__TASK ITEM__
Pull out from the material below all lines with "icon".

[[ RECORDS FOR THIS TASK, beginning ]]

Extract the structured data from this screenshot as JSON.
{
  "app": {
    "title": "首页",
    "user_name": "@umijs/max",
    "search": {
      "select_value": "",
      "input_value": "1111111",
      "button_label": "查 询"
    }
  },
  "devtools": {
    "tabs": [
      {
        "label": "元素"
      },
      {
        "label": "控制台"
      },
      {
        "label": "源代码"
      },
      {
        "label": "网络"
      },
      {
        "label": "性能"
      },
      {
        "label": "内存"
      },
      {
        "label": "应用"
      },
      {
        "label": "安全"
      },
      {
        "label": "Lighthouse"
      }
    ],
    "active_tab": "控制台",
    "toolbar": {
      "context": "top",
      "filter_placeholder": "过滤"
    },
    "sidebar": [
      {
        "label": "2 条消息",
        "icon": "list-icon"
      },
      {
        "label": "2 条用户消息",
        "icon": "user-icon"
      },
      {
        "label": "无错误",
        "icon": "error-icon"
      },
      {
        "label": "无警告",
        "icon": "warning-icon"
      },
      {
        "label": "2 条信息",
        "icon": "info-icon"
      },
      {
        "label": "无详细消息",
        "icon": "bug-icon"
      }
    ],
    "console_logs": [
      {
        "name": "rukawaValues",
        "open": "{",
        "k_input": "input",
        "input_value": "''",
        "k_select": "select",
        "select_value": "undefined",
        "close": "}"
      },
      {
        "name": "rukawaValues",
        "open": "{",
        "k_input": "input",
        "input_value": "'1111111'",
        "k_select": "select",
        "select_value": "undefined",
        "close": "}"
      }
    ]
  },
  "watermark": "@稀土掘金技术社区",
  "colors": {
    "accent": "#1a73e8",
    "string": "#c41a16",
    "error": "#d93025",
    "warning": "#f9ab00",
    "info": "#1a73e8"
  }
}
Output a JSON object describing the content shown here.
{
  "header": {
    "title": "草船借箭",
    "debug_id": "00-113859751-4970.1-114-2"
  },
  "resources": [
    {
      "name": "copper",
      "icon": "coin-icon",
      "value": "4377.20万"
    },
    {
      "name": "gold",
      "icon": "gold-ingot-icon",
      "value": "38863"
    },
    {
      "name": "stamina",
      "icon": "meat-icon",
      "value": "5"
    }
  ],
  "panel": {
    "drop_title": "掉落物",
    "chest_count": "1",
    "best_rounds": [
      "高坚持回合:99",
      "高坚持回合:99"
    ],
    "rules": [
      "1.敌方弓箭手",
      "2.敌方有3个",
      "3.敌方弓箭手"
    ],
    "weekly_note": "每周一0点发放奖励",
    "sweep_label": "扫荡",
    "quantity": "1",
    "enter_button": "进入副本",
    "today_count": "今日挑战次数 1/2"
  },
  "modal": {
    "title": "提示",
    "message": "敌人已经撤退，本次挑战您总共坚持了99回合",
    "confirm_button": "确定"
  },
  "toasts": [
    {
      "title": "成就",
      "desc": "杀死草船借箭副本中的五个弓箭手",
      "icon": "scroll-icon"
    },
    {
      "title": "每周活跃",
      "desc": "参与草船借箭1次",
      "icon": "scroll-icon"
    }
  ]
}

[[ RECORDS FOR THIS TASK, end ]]

__RESULT OF THE EXERCISE__
        "icon": "list-icon"
        "icon": "user-icon"
        "icon": "error-icon"
        "icon": "warning-icon"
        "icon": "info-icon"
        "icon": "bug-icon"
      "icon": "coin-icon",
      "icon": "gold-ingot-icon",
      "icon": "meat-icon",
      "icon": "scroll-icon"
      "icon": "scroll-icon"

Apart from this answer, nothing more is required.